[10]Dawn approached the police on a further occasion (again the date is unknown: it might even have been before September 1994 ) when she spoke to Sergeant Roos at the Bothasig Police station. She was in an emotional state and said that she was afraid of her husband because he was threatening to kill the family and she asked whether there was a means by which the police could deprive him of his firearms. Roos was not aware of the relevant procedures and he referred her to Warrant Officer Jenkins who was then in command of the police station. Jenkins told Dawn that she would need to prefer a charge against Brooks and that unless she did so the hands of the police were tied. Dawn told Jenkins that she was unwilling to prefer charges because to do so would jeopardize her marriage and there the matter was left.

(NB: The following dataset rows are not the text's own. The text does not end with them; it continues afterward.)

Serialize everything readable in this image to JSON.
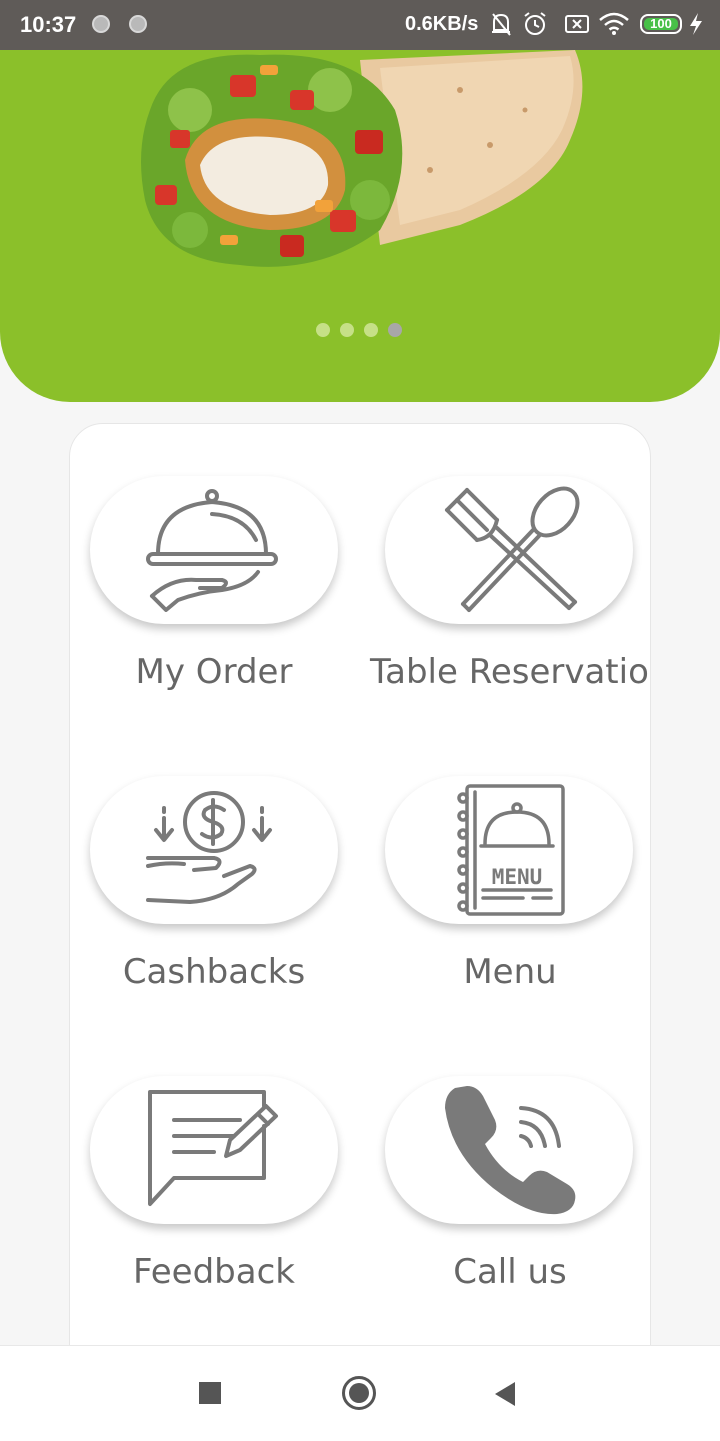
{
  "status_bar": {
    "time": "10:37",
    "network_speed": "0.6KB/s",
    "battery_level": "100",
    "icons": [
      "notification-dot-icon",
      "notification-dot-icon",
      "bell-off-icon",
      "alarm-icon",
      "sim-icon",
      "wifi-icon",
      "battery-icon",
      "charging-icon"
    ]
  },
  "banner": {
    "image": "chicken-wrap-photo",
    "background_color": "#8bc02a",
    "slide_count": 4,
    "active_slide": 4
  },
  "menu": {
    "items": [
      {
        "label": "My Order",
        "icon": "serving-cloche-hand-icon"
      },
      {
        "label": "Table Reservatio",
        "icon": "fork-spoon-icon"
      },
      {
        "label": "Cashbacks",
        "icon": "cashback-hand-icon"
      },
      {
        "label": "Menu",
        "icon": "menu-book-icon"
      },
      {
        "label": "Feedback",
        "icon": "feedback-chat-icon"
      },
      {
        "label": "Call us",
        "icon": "phone-call-icon"
      }
    ]
  },
  "nav_bar": {
    "buttons": [
      "recent-apps-icon",
      "home-icon",
      "back-icon"
    ]
  },
  "colors": {
    "accent": "#8bc02a",
    "icon_gray": "#7a7a7a",
    "label_gray": "#666666"
  }
}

[11]Simply from the events that occurred on 27 September 1994 it was known to a number of police officers, more than a year before the respondent was shot, that while he was in a drunken state Brooks had threatened to shoot himself, and any person who attempted to intervene, including the police. That by itself warranted Brooks being declared unfit to possess firearms for a period of not less than two years. All that was required for the requisite procedure to be commenced was for any one of the police officers to reduce that information to writing under oath and to forward the statement to the person responsible for holding such enquiries. There was no proper explanation in the evidence for why that was never done. Hefer said that she did not do so because her knowledge of the threats that were made by Brooks was only hearsay. The provisions of the section do not preclude hearsay but if that was indeed Hefer’s concern she could surely have obtained confirmatory evidence from other police officers with more direct knowledge of the facts. Why that was not done, and why none of those police officers took any steps themselves to initiate an enquiry, was not explained. It is that omission that lies at the heart of the respondent’s claim.

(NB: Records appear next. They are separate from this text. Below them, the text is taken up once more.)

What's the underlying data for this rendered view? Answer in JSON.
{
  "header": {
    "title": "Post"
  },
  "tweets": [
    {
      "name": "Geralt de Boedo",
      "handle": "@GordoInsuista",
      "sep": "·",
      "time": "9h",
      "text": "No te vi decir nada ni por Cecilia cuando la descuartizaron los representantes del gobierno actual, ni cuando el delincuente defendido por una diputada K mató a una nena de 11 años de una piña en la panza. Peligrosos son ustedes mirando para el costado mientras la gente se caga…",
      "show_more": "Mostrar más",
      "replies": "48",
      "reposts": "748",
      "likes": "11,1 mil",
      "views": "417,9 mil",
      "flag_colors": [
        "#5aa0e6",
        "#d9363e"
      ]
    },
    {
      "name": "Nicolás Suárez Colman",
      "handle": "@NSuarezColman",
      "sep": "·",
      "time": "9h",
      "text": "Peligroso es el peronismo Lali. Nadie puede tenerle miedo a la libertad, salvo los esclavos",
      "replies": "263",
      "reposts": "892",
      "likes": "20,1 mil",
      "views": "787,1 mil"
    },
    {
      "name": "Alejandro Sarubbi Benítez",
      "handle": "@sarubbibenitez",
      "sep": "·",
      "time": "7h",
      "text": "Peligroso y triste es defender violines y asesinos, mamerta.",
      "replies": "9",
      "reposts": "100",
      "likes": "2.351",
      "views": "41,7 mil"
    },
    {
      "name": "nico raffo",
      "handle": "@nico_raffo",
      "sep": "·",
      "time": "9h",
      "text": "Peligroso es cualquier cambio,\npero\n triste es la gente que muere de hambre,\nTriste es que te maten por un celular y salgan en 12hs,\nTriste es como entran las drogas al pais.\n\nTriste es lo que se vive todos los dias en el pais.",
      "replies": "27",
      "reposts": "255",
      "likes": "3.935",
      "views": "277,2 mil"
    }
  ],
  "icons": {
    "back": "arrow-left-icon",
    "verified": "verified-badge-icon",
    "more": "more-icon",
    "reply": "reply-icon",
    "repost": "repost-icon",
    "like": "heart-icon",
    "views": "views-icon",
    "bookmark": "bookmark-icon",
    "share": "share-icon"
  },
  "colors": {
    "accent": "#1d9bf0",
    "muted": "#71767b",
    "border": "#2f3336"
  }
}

[12]Negligence, as it is understood in our law, is not inherently unlawful – it is unlawful, and thus actionable, only if it occurs in circumstances that the law recognizes as making it unlawful.[1] Where the negligence manifests itself in a positive act that causes physical harm it is presumed to be unlawful,[2] but that is not so in the case of a negligent omission. A negligent omission is unlawful only if it occurs in circumstances that the law regards as sufficient to give rise to a legal duty to avoid negligently causing harm.[3] It is important to keep that concept quite separate from the concept of fault. Where the law recognises the existence of a legal duty it does not follow that an omission will necessarily attract liability – it will attract liability only if the omission was also culpable as determined by the application of the separate test that has consistently been applied by this court in Kruger v Coetzee,[4] namely, whether a reasonable person in the position of the defendant would not only have foreseen the harm but would also have acted to avert it. While the enquiry as to the existence or otherwise of a legal duty might be conceptually anterior to the question of fault (for the very enquiry is whether fault is capable of being legally recognised),[5] nevertheless, in order to avoid conflating these two separate elements of liability it might often be helpful to assume that the omission was negligent when asking whether, as a matter of legal policy, the omission ought to be actionable.[6]

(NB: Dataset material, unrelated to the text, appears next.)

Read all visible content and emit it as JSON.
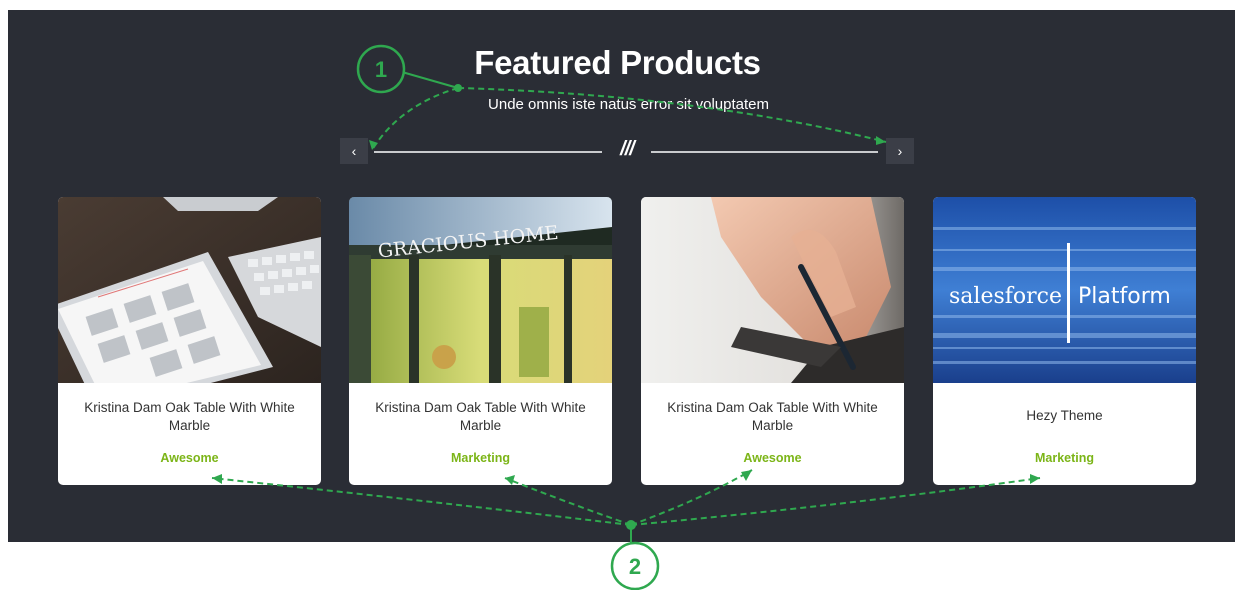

[13]In Minister van Polisie v Ewels [7] it was held by this Court that a negligent omission will be regarded as unlawful conduct when the circumstances of the case are of such a nature that the omission not only evokes moral indignation but the ‘legal convictions of the community’ require that it should be regarded as unlawful. Subsequent decisions have reiterated that the enquiry in that regard is a broad one in which all the relevant circumstances must be brought to account.[8] In Knop v Johannesburg City Council [9] Botha JA said that the following well-known passage from Fleming The Law of Torts 4th ed at 136 correctly set out the general nature of the enquiry: